“The old adage is true,” said U.S. Civil Rights Trail Chairman Lee Sentell, who is also director of the Alabama Tourism Department. “We must know our history if we are not to repeat the mistakes of our past.”
Prince Edward County seems determined not to repeat those mistakes. In 2008, its multiracial Board of Supervisors installed a light dedicated to Johns and the students, which shines in the tower atop the same courthouse in which their counterparts voted to shut down public education. On its marker, the county expresses regret for the pain it caused and the lost opportunities and dreams. And last year, the Farmville Town Council renamed the community’s public library in honor of Johns, who married the Rev. William Powell, had five children and became a librarian in Philadelphia’s public schools. She died in 1991.
Cobbs said her late sister “would be so shocked, but pleased” by these developments. While the light brings back painful memories, “at the same time, it reminds me of the fact that there are people of goodwill who seek to heal the community by their actions,” she said. “So, I feel a sense of peace when I see the light.”
The county, which is 64 percent white and 32 percent black, according to 2015 Census Bureau data, has changed in other ways since shutting its doors to black students 59 years ago. It gave President Barack Obama a majority of its votes in 2008 and 2012, and did the same for Hillary Clinton in 2016, one of just a handful of blue jurisdictions in a sea of red.
The museum is prominently featured on the community’s online tourism hub, Visitfarmville.com. (Other local attractions include the 31-mile-long High Bridge Trail State Park, which is popular with hikers, joggers, cyclists and horseback riders, and the four-mile Farmville Blueway Paddle Trail, which attracts canoeists and kayakers.) Its inclusion on the U.S. Civil Rights Trail is being greeted enthusiastically by black and white residents alike.

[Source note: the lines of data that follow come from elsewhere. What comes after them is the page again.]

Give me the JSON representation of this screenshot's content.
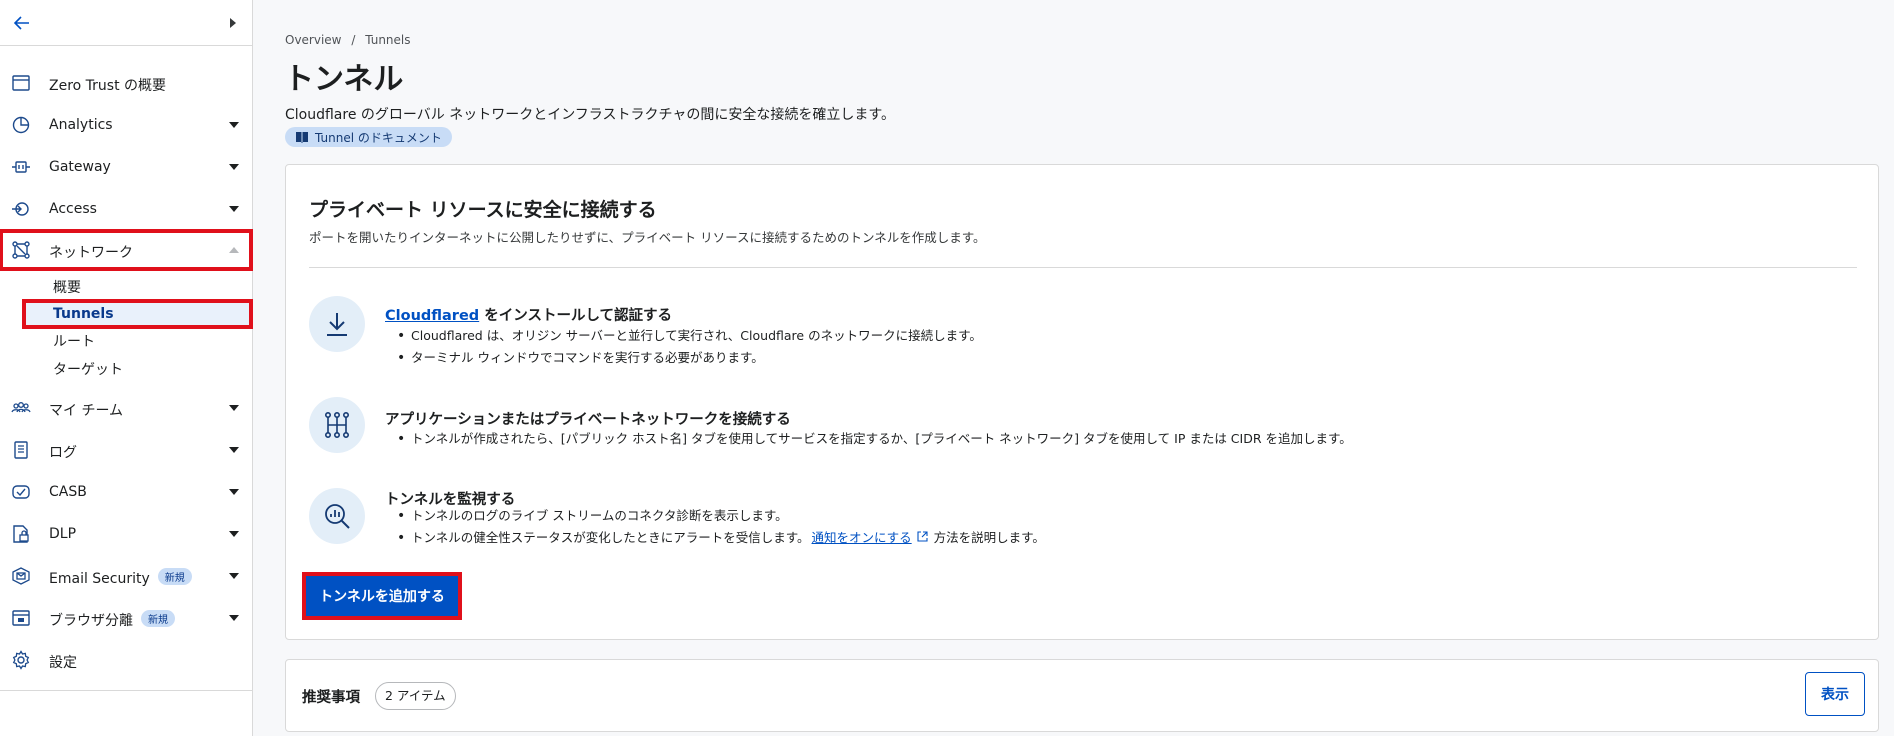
{
  "sidebar": {
    "items": [
      {
        "label": "Zero Trust の概要"
      },
      {
        "label": "Analytics"
      },
      {
        "label": "Gateway"
      },
      {
        "label": "Access"
      },
      {
        "label": "ネットワーク"
      },
      {
        "label": "マイ チーム"
      },
      {
        "label": "ログ"
      },
      {
        "label": "CASB"
      },
      {
        "label": "DLP"
      },
      {
        "label": "Email Security",
        "badge": "新規"
      },
      {
        "label": "ブラウザ分離",
        "badge": "新規"
      },
      {
        "label": "設定"
      }
    ],
    "network_sub": [
      {
        "label": "概要"
      },
      {
        "label": "Tunnels"
      },
      {
        "label": "ルート"
      },
      {
        "label": "ターゲット"
      }
    ]
  },
  "breadcrumb": {
    "overview": "Overview",
    "sep": "/",
    "current": "Tunnels"
  },
  "page": {
    "title": "トンネル",
    "description": "Cloudflare のグローバル ネットワークとインフラストラクチャの間に安全な接続を確立します。",
    "doc_badge": "Tunnel のドキュメント"
  },
  "card": {
    "title": "プライベート リソースに安全に接続する",
    "subtitle": "ポートを開いたりインターネットに公開したりせずに、プライベート リソースに接続するためのトンネルを作成します。",
    "steps": [
      {
        "title_link": "Cloudflared",
        "title_rest": " をインストールして認証する",
        "bullets": [
          "Cloudflared は、オリジン サーバーと並行して実行され、Cloudflare のネットワークに接続します。",
          "ターミナル ウィンドウでコマンドを実行する必要があります。"
        ]
      },
      {
        "title": "アプリケーションまたはプライベートネットワークを接続する",
        "bullets": [
          "トンネルが作成されたら、[パブリック ホスト名] タブを使用してサービスを指定するか、[プライベート ネットワーク] タブを使用して IP または CIDR を追加します。"
        ]
      },
      {
        "title": "トンネルを監視する",
        "bullets": [
          "トンネルのログのライブ ストリームのコネクタ診断を表示します。"
        ],
        "bullet2_pre": "トンネルの健全性ステータスが変化したときにアラートを受信します。",
        "bullet2_link": "通知をオンにする",
        "bullet2_post": " 方法を説明します。"
      }
    ],
    "add_button": "トンネルを追加する"
  },
  "recommendations": {
    "label": "推奨事項",
    "count": "2 アイテム",
    "show_button": "表示"
  },
  "colors": {
    "accent": "#0051c3",
    "highlight": "#e0101b",
    "badge_bg": "#c8dcf6"
  }
}
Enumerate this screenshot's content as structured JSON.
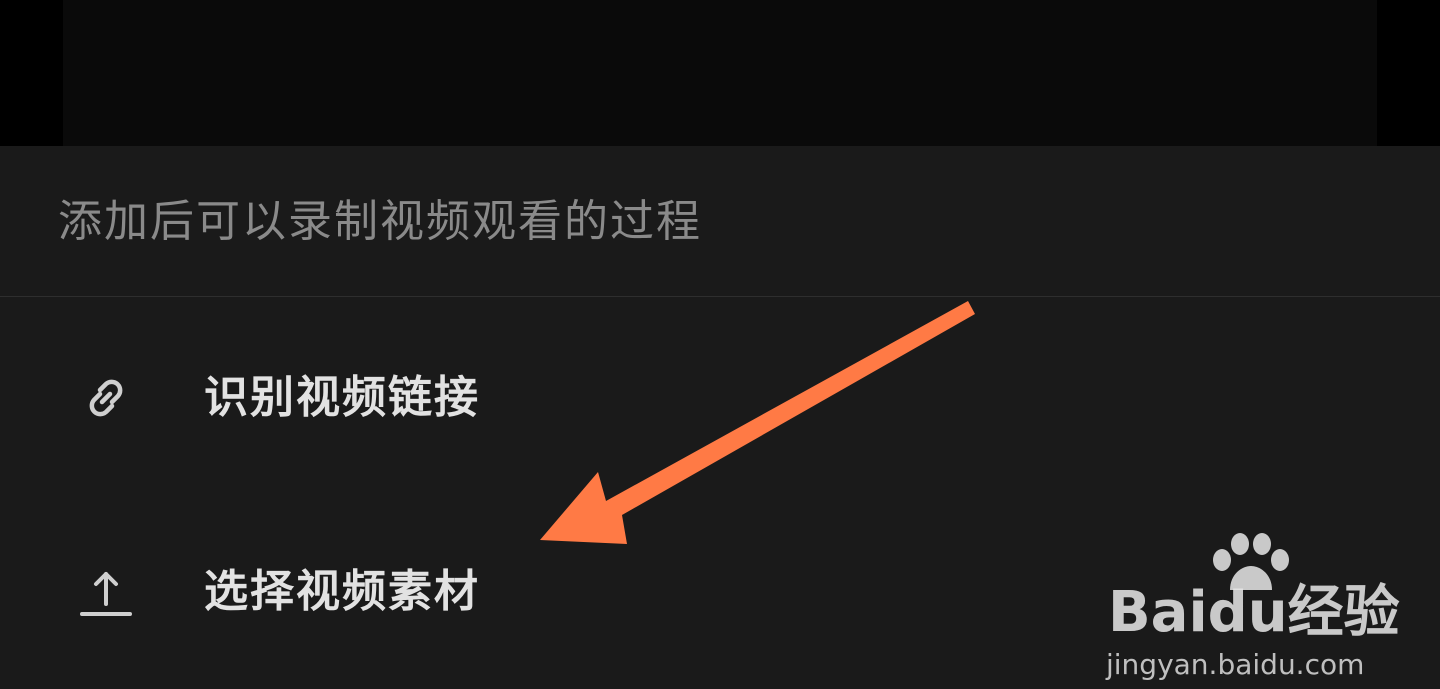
{
  "sheet": {
    "hint": "添加后可以录制视频观看的过程",
    "items": [
      {
        "label": "识别视频链接",
        "icon": "link-icon"
      },
      {
        "label": "选择视频素材",
        "icon": "upload-icon"
      }
    ]
  },
  "annotation": {
    "arrow_color": "#ff7a45"
  },
  "watermark": {
    "brand": "Baidu经验",
    "url": "jingyan.baidu.com"
  },
  "colors": {
    "sheet_bg": "#1a1a1a",
    "hint_text": "#8a8a8a",
    "item_text": "#e2e2e2"
  }
}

Scott Harwood Sr. had finished his sophomore year in high school when the public schools closed, and would go on to graduate from the private, all-white Prince Edward Academy, now closed. “It’s fantastic” that the museum is now on the U.S. Civil Rights Trail, he said. “I’ve always thought it was a hidden jewel. . . . It has the fairest, most well-balanced storytelling that I’ve seen.”
A member of the academy’s first graduating class, Gene Watson, said the museum “is something we’re proud of. . . . It’s a real plus for the community.”
Pattie Cooper-Jones, the first African-American woman to chair the Prince Edward County Board of Supervisors, shares their pride in the museum. And she said that she sees the trail as more than a tool for tourism. “Its most important impact will be on the education of a whole new generation of Americans on the struggle to provide equal rights,” she said. “With the increased polarization in America, this trail, and the story it tells, is especially poignant and needs to be heard by every citizen.”
Dickenson, the social studies director, is glad the U.S. Civil Rights Trail will lead more visitors to the museum. “It is particularly encouraging to see the students of today embrace the difficult stories of previous generations in order to better understand our present circumstances,” he said. “This fills me with hope that the current generation will bring about a brighter tomorrow.”